==== Dataset records ====
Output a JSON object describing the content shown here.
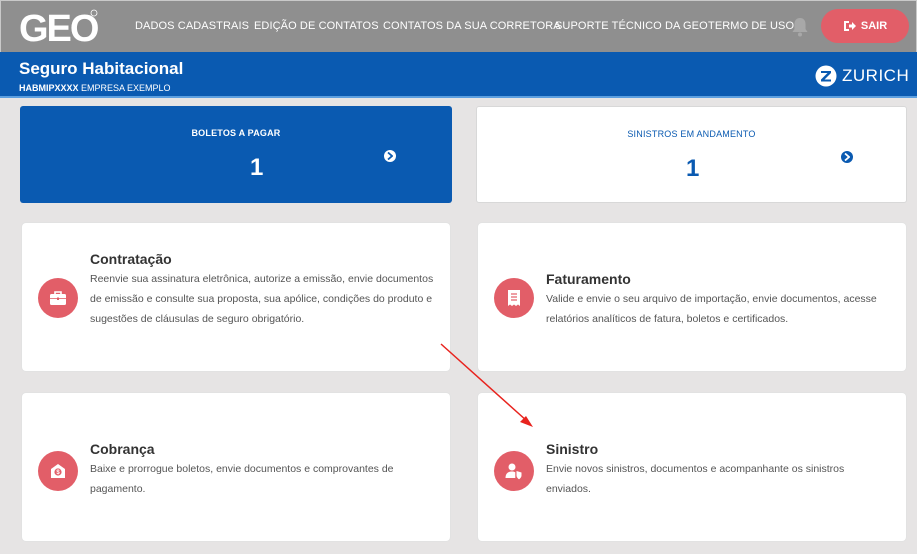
{
  "header": {
    "logo_text": "GEO",
    "nav": [
      "DADOS CADASTRAIS",
      "EDIÇÃO DE CONTATOS",
      "CONTATOS DA SUA CORRETORA",
      "SUPORTE TÉCNICO DA GEO",
      "TERMO DE USO"
    ],
    "logout_label": "SAIR"
  },
  "product": {
    "title": "Seguro Habitacional",
    "code": "HABMIPXXXX",
    "company": "EMPRESA EXEMPLO",
    "partner": "ZURICH"
  },
  "summary": [
    {
      "label": "BOLETOS A PAGAR",
      "count": "1"
    },
    {
      "label": "SINISTROS EM ANDAMENTO",
      "count": "1"
    }
  ],
  "cards": [
    {
      "title": "Contratação",
      "text": "Reenvie sua assinatura eletrônica, autorize a emissão, envie documentos de emissão e consulte sua proposta, sua apólice, condições do produto e sugestões de cláusulas de seguro obrigatório.",
      "icon": "briefcase-icon"
    },
    {
      "title": "Faturamento",
      "text": "Valide e envie o seu arquivo de importação, envie documentos, acesse relatórios analíticos de fatura, boletos e certificados.",
      "icon": "receipt-icon"
    },
    {
      "title": "Cobrança",
      "text": "Baixe e prorrogue boletos, envie documentos e comprovantes de pagamento.",
      "icon": "dollar-invoice-icon"
    },
    {
      "title": "Sinistro",
      "text": "Envie novos sinistros, documentos e acompanhante os sinistros enviados.",
      "icon": "person-shield-icon"
    }
  ],
  "colors": {
    "accent": "#e25e68",
    "brand_blue": "#0a5ab1",
    "header_gray": "#8f8f8f"
  }
}
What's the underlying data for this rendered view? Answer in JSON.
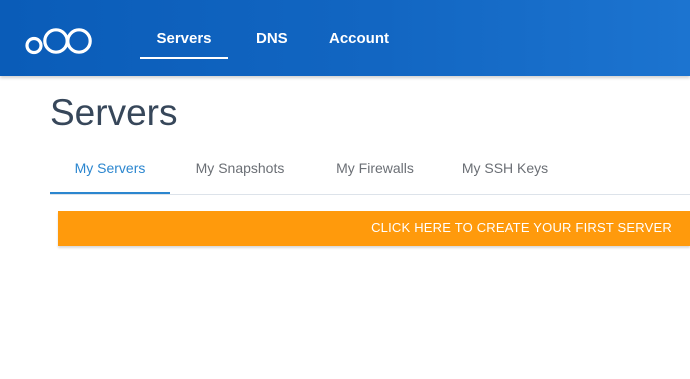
{
  "nav": {
    "logo": "logo-icon",
    "items": [
      {
        "label": "Servers",
        "active": true
      },
      {
        "label": "DNS",
        "active": false
      },
      {
        "label": "Account",
        "active": false
      }
    ]
  },
  "page": {
    "title": "Servers"
  },
  "tabs": [
    {
      "label": "My Servers",
      "active": true
    },
    {
      "label": "My Snapshots",
      "active": false
    },
    {
      "label": "My Firewalls",
      "active": false
    },
    {
      "label": "My SSH Keys",
      "active": false
    }
  ],
  "cta": {
    "label": "CLICK HERE TO CREATE YOUR FIRST SERVER"
  },
  "colors": {
    "header_blue": "#0a5cb8",
    "accent_blue": "#2b86cf",
    "cta_orange": "#ff9a0c",
    "title_text": "#37475a"
  }
}
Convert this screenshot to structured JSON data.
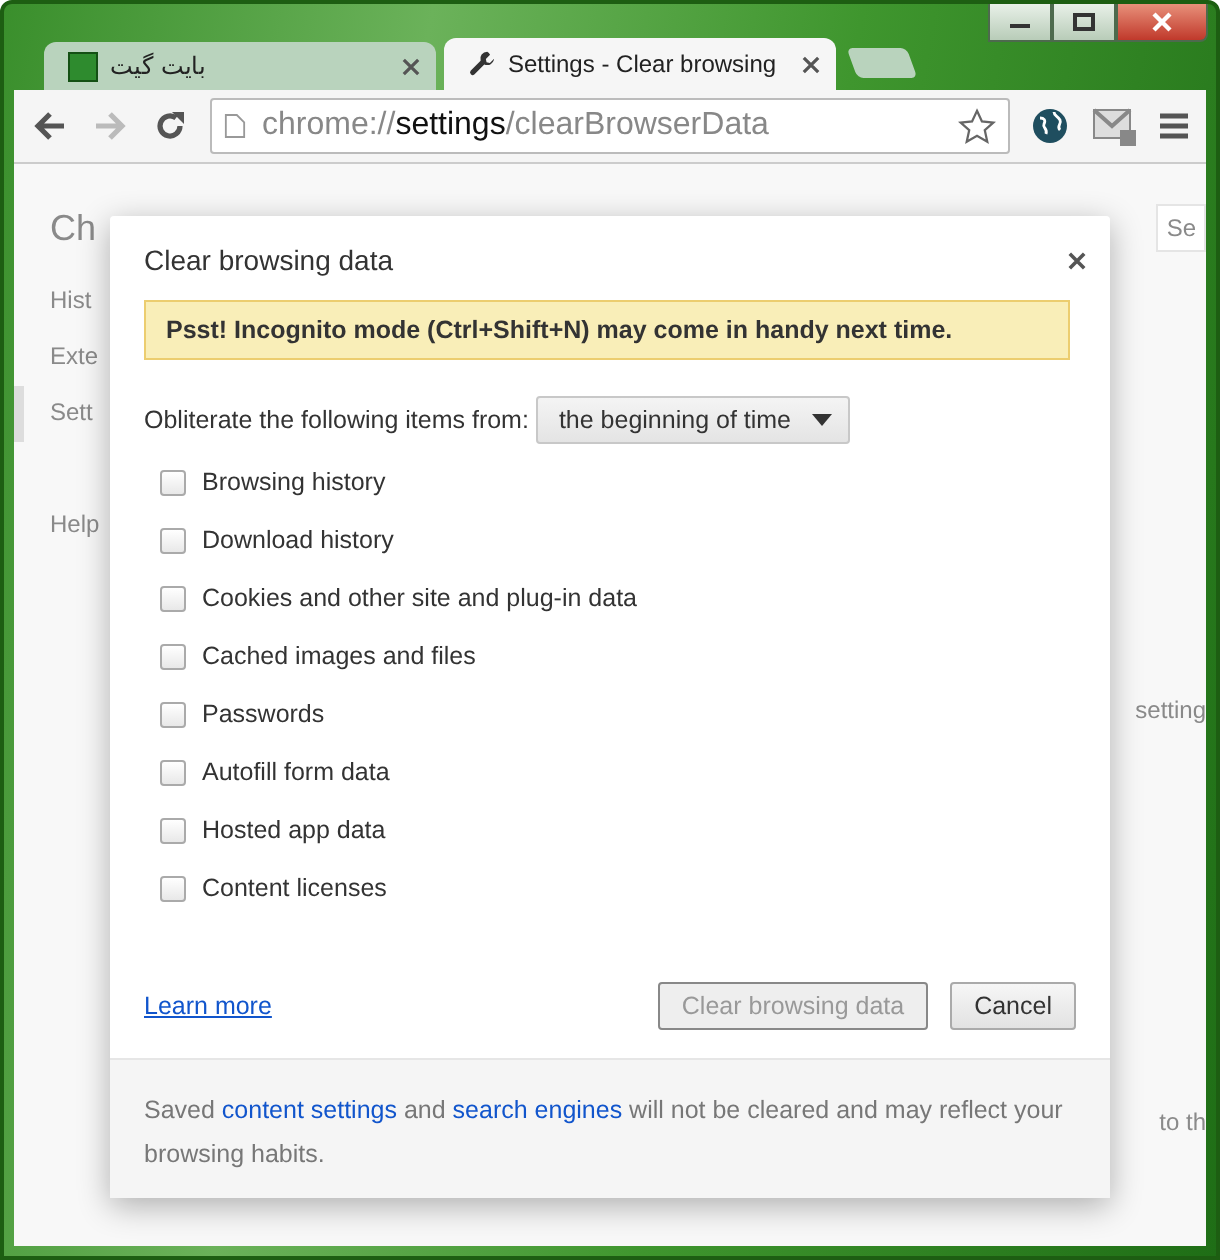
{
  "tabs": [
    {
      "title": "بایت گیت",
      "kind": "site",
      "selected": false
    },
    {
      "title": "Settings - Clear browsing",
      "kind": "settings",
      "selected": true
    }
  ],
  "toolbar": {
    "url_scheme": "chrome://",
    "url_host": "settings",
    "url_path": "/clearBrowserData",
    "bookmarked": false
  },
  "background": {
    "title": "Ch",
    "search_placeholder": "Se",
    "nav": [
      {
        "label": "Hist",
        "selected": false
      },
      {
        "label": "Exte",
        "selected": false
      },
      {
        "label": "Sett",
        "selected": true
      },
      {
        "label": "Help",
        "selected": false
      }
    ],
    "fragments": [
      "setting",
      "to th"
    ]
  },
  "dialog": {
    "title": "Clear browsing data",
    "banner": "Psst! Incognito mode (Ctrl+Shift+N) may come in handy next time.",
    "time_label": "Obliterate the following items from:",
    "time_value": "the beginning of time",
    "items": [
      {
        "label": "Browsing history",
        "checked": false
      },
      {
        "label": "Download history",
        "checked": false
      },
      {
        "label": "Cookies and other site and plug-in data",
        "checked": false
      },
      {
        "label": "Cached images and files",
        "checked": false
      },
      {
        "label": "Passwords",
        "checked": false
      },
      {
        "label": "Autofill form data",
        "checked": false
      },
      {
        "label": "Hosted app data",
        "checked": false
      },
      {
        "label": "Content licenses",
        "checked": false
      }
    ],
    "learn_more": "Learn more",
    "buttons": [
      {
        "label": "Clear browsing data",
        "disabled": true
      },
      {
        "label": "Cancel",
        "disabled": false
      }
    ],
    "footer_note": [
      {
        "text": "Saved ",
        "kind": "text"
      },
      {
        "text": "content settings",
        "kind": "link"
      },
      {
        "text": " and ",
        "kind": "text"
      },
      {
        "text": "search engines",
        "kind": "link"
      },
      {
        "text": " will not be cleared and may reflect your browsing habits.",
        "kind": "text"
      }
    ]
  }
}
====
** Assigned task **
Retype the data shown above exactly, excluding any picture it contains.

** Solution to the problem **
Output a JSON object describing the content shown here.
{
  "header": {
    "logo_text": "GEO",
    "nav": [
      "DADOS CADASTRAIS",
      "EDIÇÃO DE CONTATOS",
      "CONTATOS DA SUA CORRETORA",
      "SUPORTE TÉCNICO DA GEO",
      "TERMO DE USO"
    ],
    "logout_label": "SAIR"
  },
  "product": {
    "title": "Seguro Habitacional",
    "code": "HABMIPXXXX",
    "company": "EMPRESA EXEMPLO",
    "partner": "ZURICH"
  },
  "summary": [
    {
      "label": "BOLETOS A PAGAR",
      "count": "1"
    },
    {
      "label": "SINISTROS EM ANDAMENTO",
      "count": "1"
    }
  ],
  "cards": [
    {
      "title": "Contratação",
      "text": "Reenvie sua assinatura eletrônica, autorize a emissão, envie documentos de emissão e consulte sua proposta, sua apólice, condições do produto e sugestões de cláusulas de seguro obrigatório.",
      "icon": "briefcase-icon"
    },
    {
      "title": "Faturamento",
      "text": "Valide e envie o seu arquivo de importação, envie documentos, acesse relatórios analíticos de fatura, boletos e certificados.",
      "icon": "receipt-icon"
    },
    {
      "title": "Cobrança",
      "text": "Baixe e prorrogue boletos, envie documentos e comprovantes de pagamento.",
      "icon": "dollar-invoice-icon"
    },
    {
      "title": "Sinistro",
      "text": "Envie novos sinistros, documentos e acompanhante os sinistros enviados.",
      "icon": "person-shield-icon"
    }
  ],
  "colors": {
    "accent": "#e25e68",
    "brand_blue": "#0a5ab1",
    "header_gray": "#8f8f8f"
  }
}
What's the underlying data for this rendered view? Answer in JSON.
{
  "nav": {
    "logo": "logo-icon",
    "items": [
      {
        "label": "Servers",
        "active": true
      },
      {
        "label": "DNS",
        "active": false
      },
      {
        "label": "Account",
        "active": false
      }
    ]
  },
  "page": {
    "title": "Servers"
  },
  "tabs": [
    {
      "label": "My Servers",
      "active": true
    },
    {
      "label": "My Snapshots",
      "active": false
    },
    {
      "label": "My Firewalls",
      "active": false
    },
    {
      "label": "My SSH Keys",
      "active": false
    }
  ],
  "cta": {
    "label": "CLICK HERE TO CREATE YOUR FIRST SERVER"
  },
  "colors": {
    "header_blue": "#0a5cb8",
    "accent_blue": "#2b86cf",
    "cta_orange": "#ff9a0c",
    "title_text": "#37475a"
  }
}
Convert this screenshot to structured JSON data.
{
  "tabs": [
    {
      "title": "بایت گیت",
      "kind": "site",
      "selected": false
    },
    {
      "title": "Settings - Clear browsing",
      "kind": "settings",
      "selected": true
    }
  ],
  "toolbar": {
    "url_scheme": "chrome://",
    "url_host": "settings",
    "url_path": "/clearBrowserData",
    "bookmarked": false
  },
  "background": {
    "title": "Ch",
    "search_placeholder": "Se",
    "nav": [
      {
        "label": "Hist",
        "selected": false
      },
      {
        "label": "Exte",
        "selected": false
      },
      {
        "label": "Sett",
        "selected": true
      },
      {
        "label": "Help",
        "selected": false
      }
    ],
    "fragments": [
      "setting",
      "to th"
    ]
  },
  "dialog": {
    "title": "Clear browsing data",
    "banner": "Psst! Incognito mode (Ctrl+Shift+N) may come in handy next time.",
    "time_label": "Obliterate the following items from:",
    "time_value": "the beginning of time",
    "items": [
      {
        "label": "Browsing history",
        "checked": false
      },
      {
        "label": "Download history",
        "checked": false
      },
      {
        "label": "Cookies and other site and plug-in data",
        "checked": false
      },
      {
        "label": "Cached images and files",
        "checked": false
      },
      {
        "label": "Passwords",
        "checked": false
      },
      {
        "label": "Autofill form data",
        "checked": false
      },
      {
        "label": "Hosted app data",
        "checked": false
      },
      {
        "label": "Content licenses",
        "checked": false
      }
    ],
    "learn_more": "Learn more",
    "buttons": [
      {
        "label": "Clear browsing data",
        "disabled": true
      },
      {
        "label": "Cancel",
        "disabled": false
      }
    ],
    "footer_note": [
      {
        "text": "Saved ",
        "kind": "text"
      },
      {
        "text": "content settings",
        "kind": "link"
      },
      {
        "text": " and ",
        "kind": "text"
      },
      {
        "text": "search engines",
        "kind": "link"
      },
      {
        "text": " will not be cleared and may reflect your browsing habits.",
        "kind": "text"
      }
    ]
  }
}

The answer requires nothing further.